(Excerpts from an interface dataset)
Start of Block
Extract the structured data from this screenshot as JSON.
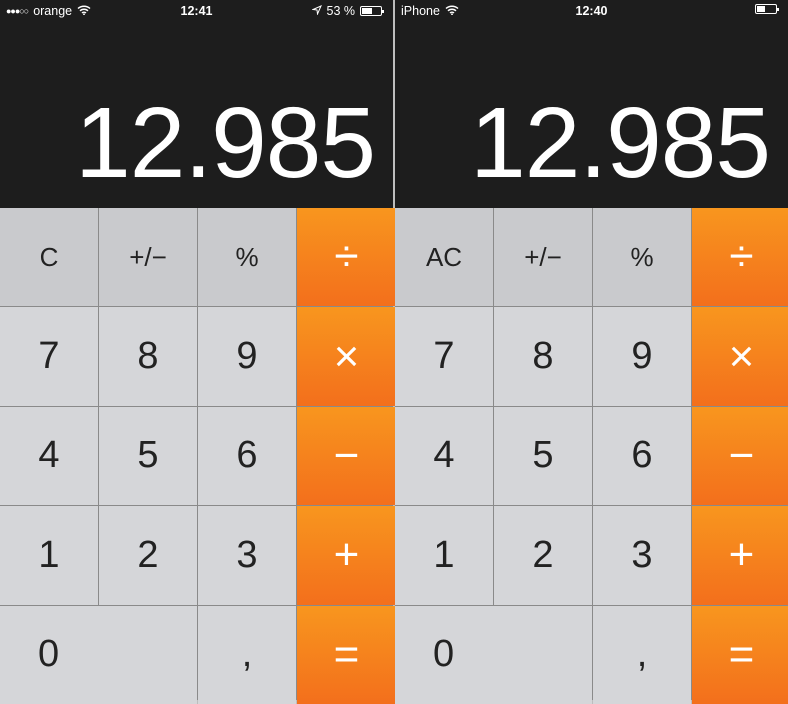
{
  "accent_color": "#f7931e",
  "panels": [
    {
      "status": {
        "signal": "●●●○○",
        "carrier": "orange",
        "wifi_icon": "wifi-icon",
        "time": "12:41",
        "location_icon": "location-arrow-icon",
        "battery": "53 %",
        "battery_level": 0.53
      },
      "display": "12.985",
      "keys": [
        "C",
        "+/−",
        "%",
        "÷",
        "7",
        "8",
        "9",
        "×",
        "4",
        "5",
        "6",
        "−",
        "1",
        "2",
        "3",
        "+",
        "0",
        ",",
        "="
      ]
    },
    {
      "status": {
        "signal": "",
        "carrier": "iPhone",
        "wifi_icon": "wifi-icon",
        "time": "12:40",
        "location_icon": "",
        "battery": "",
        "battery_level": 0.4
      },
      "display": "12.985",
      "keys": [
        "AC",
        "+/−",
        "%",
        "÷",
        "7",
        "8",
        "9",
        "×",
        "4",
        "5",
        "6",
        "−",
        "1",
        "2",
        "3",
        "+",
        "0",
        ",",
        "="
      ]
    }
  ]
}
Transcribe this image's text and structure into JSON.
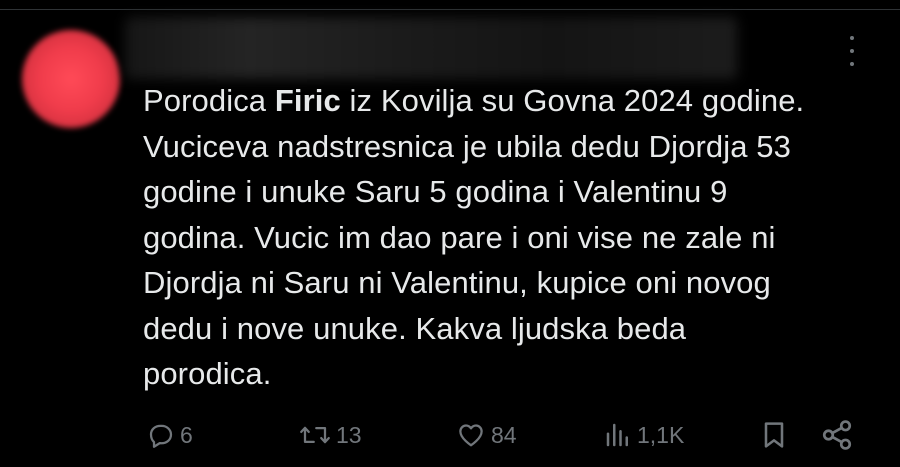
{
  "tweet": {
    "text_line1_pre": "Porodica ",
    "text_line1_bold": "Firic",
    "text_line1_post": " iz Kovilja su Govna 2024 godine.",
    "text_line2": "Vuciceva nadstresnica je ubila dedu Djordja 53",
    "text_line3": "godine i unuke Saru 5 godina i Valentinu 9",
    "text_line4": "godina. Vucic im dao pare i oni vise ne zale ni",
    "text_line5": "Djordja ni Saru ni Valentinu, kupice oni novog",
    "text_line6": "dedu i nove unuke. Kakva ljudska beda",
    "text_line7": "porodica."
  },
  "actions": {
    "replies": "6",
    "reposts": "13",
    "likes": "84",
    "views": "1,1K"
  },
  "icons": {
    "reply": "reply-icon",
    "repost": "repost-icon",
    "like": "heart-icon",
    "views": "views-icon",
    "bookmark": "bookmark-icon",
    "share": "share-icon",
    "more": "more-icon"
  },
  "colors": {
    "background": "#000000",
    "text": "#e7e9ea",
    "muted": "#71767b",
    "avatar": "#f03c4b"
  }
}
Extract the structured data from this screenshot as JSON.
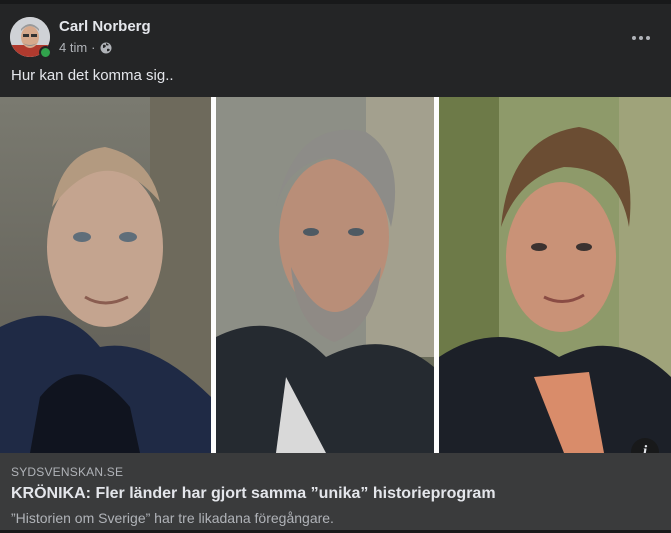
{
  "post": {
    "author": "Carl Norberg",
    "time": "4 tim",
    "separator": "·",
    "privacy_icon": "globe-icon",
    "more_icon": "more-horizontal-icon",
    "text": "Hur kan det komma sig.."
  },
  "link": {
    "domain": "SYDSVENSKAN.SE",
    "title": "KRÖNIKA: Fler länder har gjort samma ”unika” historieprogram",
    "description": "”Historien om Sverige” har tre likadana föregångare.",
    "info_icon": "info-icon",
    "info_glyph": "i"
  },
  "colors": {
    "background": "#18191a",
    "card": "#242526",
    "link_box": "#3a3b3c",
    "primary_text": "#e4e6eb",
    "secondary_text": "#b0b3b8",
    "online": "#31a24c"
  }
}
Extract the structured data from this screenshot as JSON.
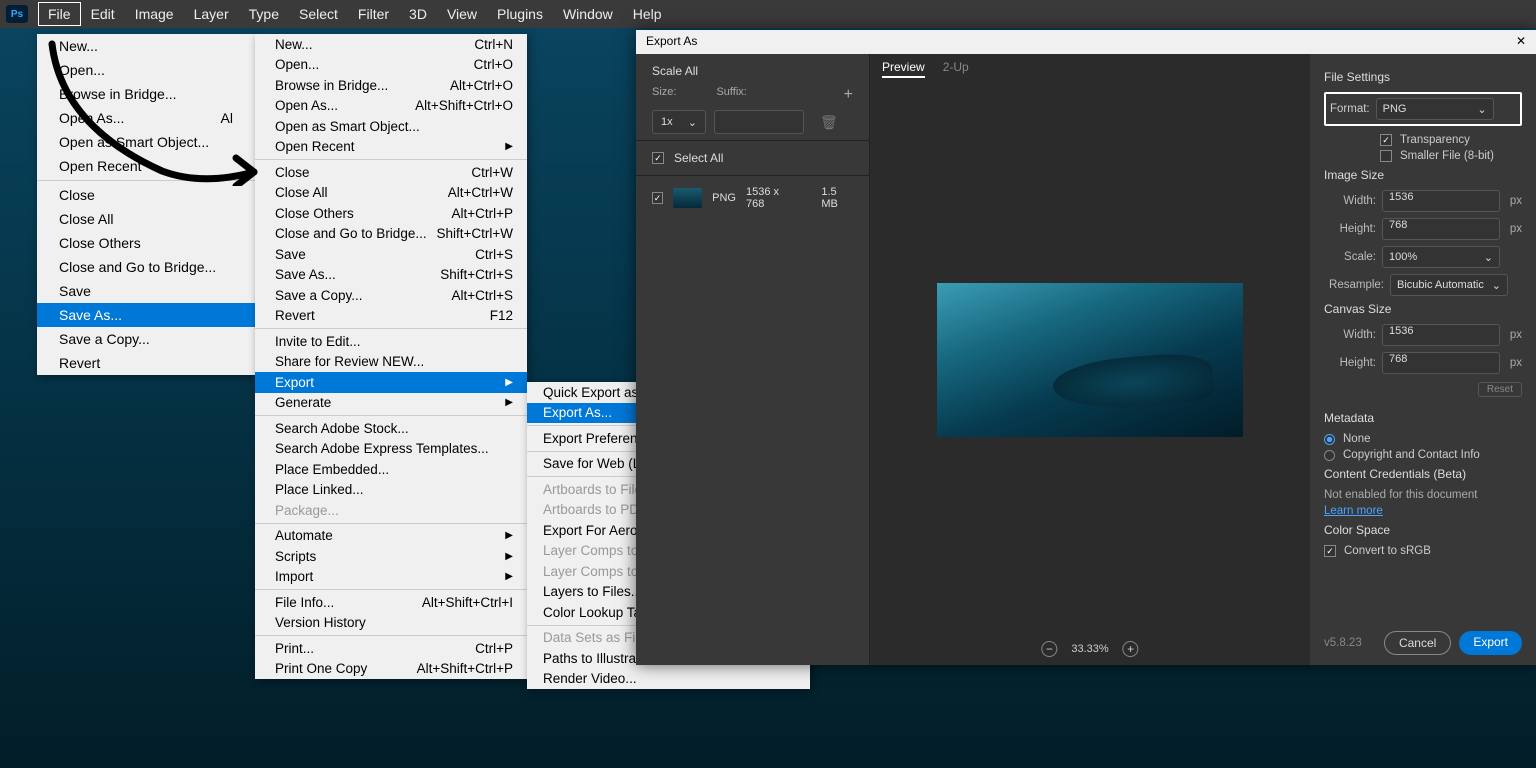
{
  "menubar": [
    "File",
    "Edit",
    "Image",
    "Layer",
    "Type",
    "Select",
    "Filter",
    "3D",
    "View",
    "Plugins",
    "Window",
    "Help"
  ],
  "ps_logo": "Ps",
  "file_menu1": [
    {
      "label": "New..."
    },
    {
      "label": "Open..."
    },
    {
      "label": "Browse in Bridge..."
    },
    {
      "label": "Open As...",
      "shortcut": "Al"
    },
    {
      "label": "Open as Smart Object..."
    },
    {
      "label": "Open Recent"
    },
    {
      "sep": true
    },
    {
      "label": "Close"
    },
    {
      "label": "Close All"
    },
    {
      "label": "Close Others"
    },
    {
      "label": "Close and Go to Bridge..."
    },
    {
      "label": "Save"
    },
    {
      "label": "Save As...",
      "hl": true
    },
    {
      "label": "Save a Copy..."
    },
    {
      "label": "Revert"
    }
  ],
  "file_menu2": [
    {
      "label": "New...",
      "shortcut": "Ctrl+N"
    },
    {
      "label": "Open...",
      "shortcut": "Ctrl+O"
    },
    {
      "label": "Browse in Bridge...",
      "shortcut": "Alt+Ctrl+O"
    },
    {
      "label": "Open As...",
      "shortcut": "Alt+Shift+Ctrl+O"
    },
    {
      "label": "Open as Smart Object..."
    },
    {
      "label": "Open Recent",
      "sub": true
    },
    {
      "sep": true
    },
    {
      "label": "Close",
      "shortcut": "Ctrl+W"
    },
    {
      "label": "Close All",
      "shortcut": "Alt+Ctrl+W"
    },
    {
      "label": "Close Others",
      "shortcut": "Alt+Ctrl+P"
    },
    {
      "label": "Close and Go to Bridge...",
      "shortcut": "Shift+Ctrl+W"
    },
    {
      "label": "Save",
      "shortcut": "Ctrl+S"
    },
    {
      "label": "Save As...",
      "shortcut": "Shift+Ctrl+S"
    },
    {
      "label": "Save a Copy...",
      "shortcut": "Alt+Ctrl+S"
    },
    {
      "label": "Revert",
      "shortcut": "F12"
    },
    {
      "sep": true
    },
    {
      "label": "Invite to Edit..."
    },
    {
      "label": "Share for Review NEW..."
    },
    {
      "label": "Export",
      "sub": true,
      "hl": true
    },
    {
      "label": "Generate",
      "sub": true
    },
    {
      "sep": true
    },
    {
      "label": "Search Adobe Stock..."
    },
    {
      "label": "Search Adobe Express Templates..."
    },
    {
      "label": "Place Embedded..."
    },
    {
      "label": "Place Linked..."
    },
    {
      "label": "Package...",
      "dis": true
    },
    {
      "sep": true
    },
    {
      "label": "Automate",
      "sub": true
    },
    {
      "label": "Scripts",
      "sub": true
    },
    {
      "label": "Import",
      "sub": true
    },
    {
      "sep": true
    },
    {
      "label": "File Info...",
      "shortcut": "Alt+Shift+Ctrl+I"
    },
    {
      "label": "Version History"
    },
    {
      "sep": true
    },
    {
      "label": "Print...",
      "shortcut": "Ctrl+P"
    },
    {
      "label": "Print One Copy",
      "shortcut": "Alt+Shift+Ctrl+P"
    }
  ],
  "export_menu": [
    {
      "label": "Quick Export as"
    },
    {
      "label": "Export As...",
      "hl": true
    },
    {
      "sep": true
    },
    {
      "label": "Export Preferenc"
    },
    {
      "sep": true
    },
    {
      "label": "Save for Web (Le"
    },
    {
      "sep": true
    },
    {
      "label": "Artboards to File",
      "dis": true
    },
    {
      "label": "Artboards to PD",
      "dis": true
    },
    {
      "label": "Export For Aero."
    },
    {
      "label": "Layer Comps to",
      "dis": true
    },
    {
      "label": "Layer Comps to",
      "dis": true
    },
    {
      "label": "Layers to Files..."
    },
    {
      "label": "Color Lookup Ta"
    },
    {
      "sep": true
    },
    {
      "label": "Data Sets as Files",
      "dis": true
    },
    {
      "label": "Paths to Illustrator..."
    },
    {
      "label": "Render Video..."
    }
  ],
  "export_dialog": {
    "title": "Export As",
    "close": "✕",
    "left": {
      "scale_all": "Scale All",
      "size_label": "Size:",
      "suffix_label": "Suffix:",
      "scale_value": "1x",
      "select_all": "Select All",
      "asset_format": "PNG",
      "asset_dim": "1536 x 768",
      "asset_size": "1.5 MB"
    },
    "tabs": {
      "preview": "Preview",
      "twoup": "2-Up"
    },
    "zoom": "33.33%",
    "right": {
      "file_settings": "File Settings",
      "format_label": "Format:",
      "format_value": "PNG",
      "transparency": "Transparency",
      "smaller": "Smaller File (8-bit)",
      "image_size": "Image Size",
      "width_label": "Width:",
      "width_val": "1536",
      "height_label": "Height:",
      "height_val": "768",
      "scale_label": "Scale:",
      "scale_val": "100%",
      "resample_label": "Resample:",
      "resample_val": "Bicubic Automatic",
      "canvas_size": "Canvas Size",
      "cwidth": "1536",
      "cheight": "768",
      "px": "px",
      "reset": "Reset",
      "metadata": "Metadata",
      "meta_none": "None",
      "meta_copy": "Copyright and Contact Info",
      "cc_beta": "Content Credentials (Beta)",
      "cc_msg": "Not enabled for this document",
      "learn": "Learn more",
      "color_space": "Color Space",
      "srgb": "Convert to sRGB",
      "version": "v5.8.23",
      "cancel": "Cancel",
      "export": "Export"
    }
  }
}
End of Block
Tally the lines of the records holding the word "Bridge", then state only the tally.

### Output below
4